What the exercise asks:
When a line in the entries below contains "arrow", tally it; give the tally with nothing added.

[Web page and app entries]

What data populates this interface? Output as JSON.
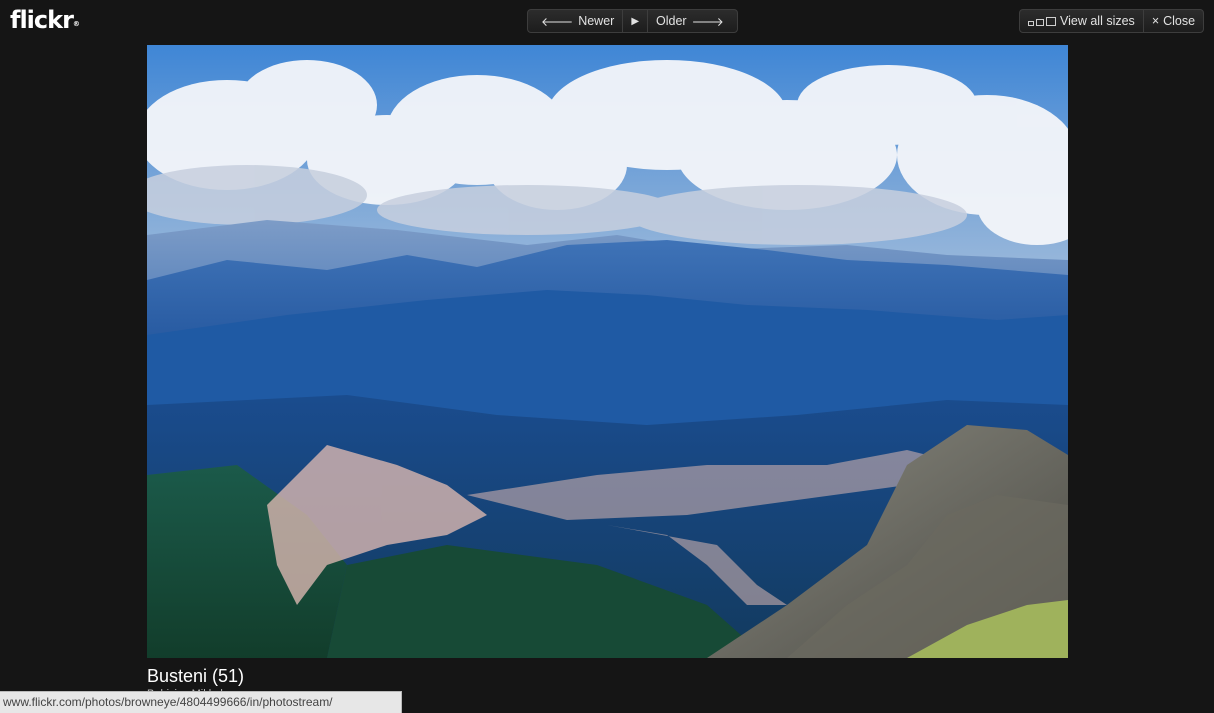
{
  "logo": {
    "text": "flickr",
    "mark": "®"
  },
  "nav": {
    "newer_label": "Newer",
    "newer_icon": "left-arrow-icon",
    "play_icon": "play-icon",
    "older_label": "Older",
    "older_icon": "right-arrow-icon"
  },
  "toolbar": {
    "view_all_sizes_label": "View all sizes",
    "view_all_sizes_icon": "sizes-icon",
    "close_label": "Close",
    "close_icon": "close-icon"
  },
  "photo": {
    "title": "Busteni (51)",
    "owner": "Babicius Mikkel",
    "description": "Aerial mountain landscape photo"
  },
  "status_bar": {
    "url": "www.flickr.com/photos/browneye/4804499666/in/photostream/"
  },
  "colors": {
    "background": "#151515",
    "button_bg": "#2c2c2c",
    "text": "#e2e2e2"
  }
}
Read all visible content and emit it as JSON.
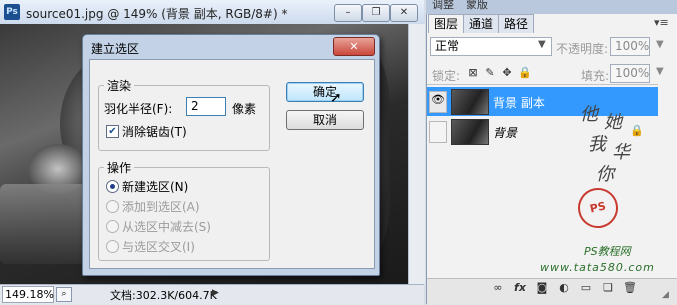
{
  "document": {
    "title": "source01.jpg @ 149% (背景 副本, RGB/8#) *",
    "app_icon": "Ps",
    "zoom": "149.18%",
    "doc_info": "文档:302.3K/604.7K",
    "window_buttons": [
      "–",
      "❐",
      "✕"
    ]
  },
  "dialog": {
    "title": "建立选区",
    "close": "✕",
    "render_group": {
      "label": "渲染",
      "feather_label": "羽化半径(F):",
      "feather_value": "2",
      "feather_unit": "像素",
      "antialias_label": "消除锯齿(T)",
      "antialias_checked": true
    },
    "operation_group": {
      "label": "操作",
      "options": [
        {
          "label": "新建选区(N)",
          "selected": true,
          "enabled": true
        },
        {
          "label": "添加到选区(A)",
          "selected": false,
          "enabled": false
        },
        {
          "label": "从选区中减去(S)",
          "selected": false,
          "enabled": false
        },
        {
          "label": "与选区交叉(I)",
          "selected": false,
          "enabled": false
        }
      ]
    },
    "ok_label": "确定",
    "cancel_label": "取消"
  },
  "panel": {
    "top_tabs": [
      "调整",
      "蒙版"
    ],
    "tabs": [
      "图层",
      "通道",
      "路径"
    ],
    "blend_mode": "正常",
    "opacity_label": "不透明度:",
    "opacity_value": "100%",
    "lock_label": "锁定:",
    "fill_label": "填充:",
    "fill_value": "100%",
    "layers": [
      {
        "name": "背景 副本",
        "selected": true,
        "visible": true
      },
      {
        "name": "背景",
        "selected": false,
        "visible": false,
        "locked": true
      }
    ],
    "bottom_icons": [
      "link-icon",
      "fx-icon",
      "mask-icon",
      "adjustment-icon",
      "folder-icon",
      "new-layer-icon",
      "trash-icon"
    ]
  },
  "watermark": {
    "vertical_text": [
      "他",
      "她",
      "我",
      "华",
      "你"
    ],
    "seal": "PS",
    "site_name": "PS教程网",
    "url": "www.tata580.com"
  },
  "colors": {
    "selected_layer": "#3399ff",
    "dialog_frame": "#c3d2e6"
  }
}
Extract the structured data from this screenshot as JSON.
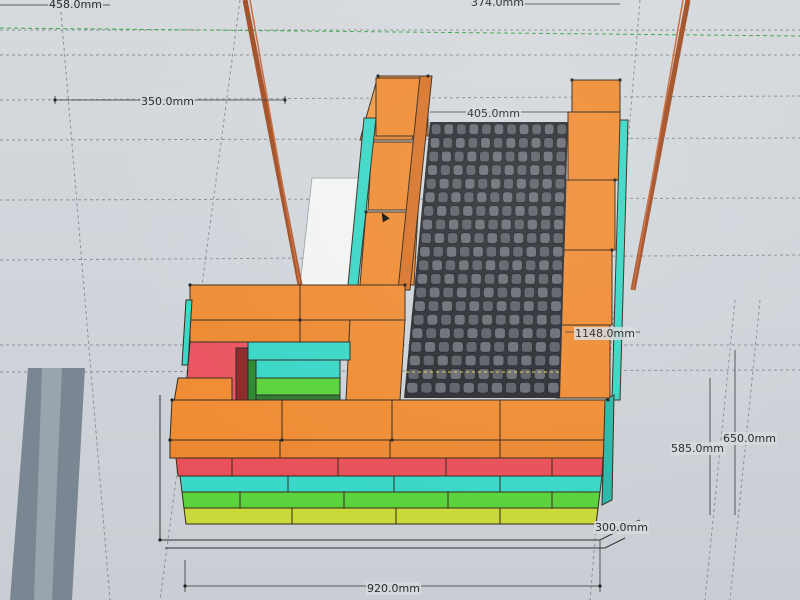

Worked solution:
2